It has not been easy for Bay of Plenty rugby supporters in recent seasons.
There has not been much to get excited about, with lacklustre players producing lacklustre results that did nothing to define the calibre of talent within the widespread union.
End of season playoffs were for other teams to look forward to.
Not since 2011 has a Steamers team take on the richer unions stacked with Super Rugby players and not only compete but beat them. Bay of Plenty needed a bigger picture plan, where the age group rep teams would be given more attention, the talent pool would be built up from within the union, and better players at the top would be attracted.
The appointment of Clayton McMillan as head coach and director of rugby in 2015 was a masterstroke. He bled blue and gold throughout his 113 games as a tough, uncompromising No 8 and inspirational captain, and was the right man for the times.
He has put programmes in place to achieve medium to long-term goals but quickly re-established pride in the jersey. Results were typically Bay of Plenty in the first two seasons, with good days and bad, but the development of the rugby academy began to pay dividends.
This season has not been perfect by any means but there has been plenty to like about the style of rugby played and particularly the attitude of the players. Winning away in Otago a fortnight ago opened the door for a home semifinal if the Steamers could get past Waikato - a team with a superior record and superior attitude when it came to the battle of the Kaimai Range.
Two weeks ago the teams met at a packed Tauranga Domain that created an atmosphere all of its own.
Waikato were a game away from being relegated out of the top tier Premiership for the first time since 1986 and the players looked nervous. The Steamers at times ripped them apart with some sublime back play, orchestrated by the little general Mike Delany and finished off by a brilliant back three of Chase Tiatia, Joe Webber and Monty Ioane.
That the game ended up a nervous case of holding on by the Steamers was due to a lack of composure and the occasion may have got to a few of the players. But they got through it to set up Saturday's semifinal knockout against Otago back at the Domain.
Again the fans turned up to fill the ground and the Steamers responded with their best performance of the season. There were some more heroics from the back three and Delany but others stood up under extreme pressure. Midfielders Terrence Hepetema and Lalakai Foketi would grace any Super Rugby team and they were massive against Otago.

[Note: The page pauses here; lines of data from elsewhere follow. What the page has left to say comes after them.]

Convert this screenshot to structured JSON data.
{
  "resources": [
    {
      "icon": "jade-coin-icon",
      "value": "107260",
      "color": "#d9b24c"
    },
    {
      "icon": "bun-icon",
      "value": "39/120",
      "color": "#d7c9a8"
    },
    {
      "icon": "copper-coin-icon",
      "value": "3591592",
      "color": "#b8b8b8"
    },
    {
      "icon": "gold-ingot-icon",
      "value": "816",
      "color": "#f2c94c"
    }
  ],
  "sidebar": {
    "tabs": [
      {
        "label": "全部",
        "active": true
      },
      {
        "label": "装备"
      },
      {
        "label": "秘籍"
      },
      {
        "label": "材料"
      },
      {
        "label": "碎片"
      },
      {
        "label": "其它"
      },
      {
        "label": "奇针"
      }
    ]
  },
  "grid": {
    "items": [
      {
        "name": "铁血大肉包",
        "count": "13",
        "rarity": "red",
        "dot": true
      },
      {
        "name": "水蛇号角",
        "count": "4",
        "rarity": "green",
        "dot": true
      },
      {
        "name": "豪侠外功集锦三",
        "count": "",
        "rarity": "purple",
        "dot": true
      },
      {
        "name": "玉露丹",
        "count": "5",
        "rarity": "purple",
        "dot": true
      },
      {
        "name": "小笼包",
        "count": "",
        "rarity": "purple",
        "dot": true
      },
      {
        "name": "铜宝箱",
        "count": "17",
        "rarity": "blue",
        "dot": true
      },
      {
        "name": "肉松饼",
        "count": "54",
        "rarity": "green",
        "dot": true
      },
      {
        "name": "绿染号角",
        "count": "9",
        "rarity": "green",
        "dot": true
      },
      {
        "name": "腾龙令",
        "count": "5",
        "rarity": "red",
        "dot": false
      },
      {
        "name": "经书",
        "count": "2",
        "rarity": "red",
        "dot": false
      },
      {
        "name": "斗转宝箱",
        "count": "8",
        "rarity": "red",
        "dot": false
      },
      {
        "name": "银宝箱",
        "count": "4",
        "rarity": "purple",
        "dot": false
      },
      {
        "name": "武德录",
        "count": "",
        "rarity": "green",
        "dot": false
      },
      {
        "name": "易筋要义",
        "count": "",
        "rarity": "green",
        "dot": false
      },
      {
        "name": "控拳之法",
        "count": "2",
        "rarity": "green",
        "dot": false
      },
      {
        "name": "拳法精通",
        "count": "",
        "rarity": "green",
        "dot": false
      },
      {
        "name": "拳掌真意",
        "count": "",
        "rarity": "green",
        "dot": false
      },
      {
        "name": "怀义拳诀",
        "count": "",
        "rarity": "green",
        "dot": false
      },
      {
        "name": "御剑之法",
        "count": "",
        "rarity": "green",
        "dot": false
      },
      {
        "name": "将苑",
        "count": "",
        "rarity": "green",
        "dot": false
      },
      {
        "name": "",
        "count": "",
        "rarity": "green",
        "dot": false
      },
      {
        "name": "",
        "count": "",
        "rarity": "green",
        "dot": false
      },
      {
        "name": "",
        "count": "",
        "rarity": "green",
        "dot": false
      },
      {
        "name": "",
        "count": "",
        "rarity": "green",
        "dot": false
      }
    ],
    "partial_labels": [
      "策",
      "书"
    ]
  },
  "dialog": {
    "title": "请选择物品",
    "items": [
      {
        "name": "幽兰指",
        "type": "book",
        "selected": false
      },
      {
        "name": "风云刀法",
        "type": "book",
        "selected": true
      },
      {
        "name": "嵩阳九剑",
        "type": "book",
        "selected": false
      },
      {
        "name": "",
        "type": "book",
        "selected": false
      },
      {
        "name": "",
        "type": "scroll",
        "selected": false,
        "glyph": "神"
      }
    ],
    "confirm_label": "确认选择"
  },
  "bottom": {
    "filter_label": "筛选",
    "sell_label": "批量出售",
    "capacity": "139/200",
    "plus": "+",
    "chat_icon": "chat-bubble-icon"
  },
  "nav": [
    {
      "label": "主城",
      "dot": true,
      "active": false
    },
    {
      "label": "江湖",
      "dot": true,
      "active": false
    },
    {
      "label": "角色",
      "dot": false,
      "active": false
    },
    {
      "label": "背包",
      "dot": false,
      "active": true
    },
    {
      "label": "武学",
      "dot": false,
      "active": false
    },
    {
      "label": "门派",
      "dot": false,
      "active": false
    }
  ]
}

Flanker Hugh Blake, up against his old team, was another to stand out. The boy from Pongakawa, who has played test rugby and international sevens for Scotland, used his sevens skills to link with the backs and won a crucial turnover ball.
They say momentum is everything in sport. The Steamers have now won three games on the bounce and will go to Wellington for Friday night's final with nothing to lose. All the pressure will be on the Lions, who have a habit of falling over when favoured to win titles.
On Saturday night fourth-placed Tasman knocked over top seeds Taranaki in New Plymouth in the Premiership semifinal. If the Steamers can get early points, silence the crowd and get those choker tags running through the Wellington players' minds, then who knows what might happen.
But win or lose this has been a season to be proud of for everyone associated with Bay of Plenty rugby. More importantly, it could be the start of a golden period for the union, with plenty more semifinals and finals to look forward to.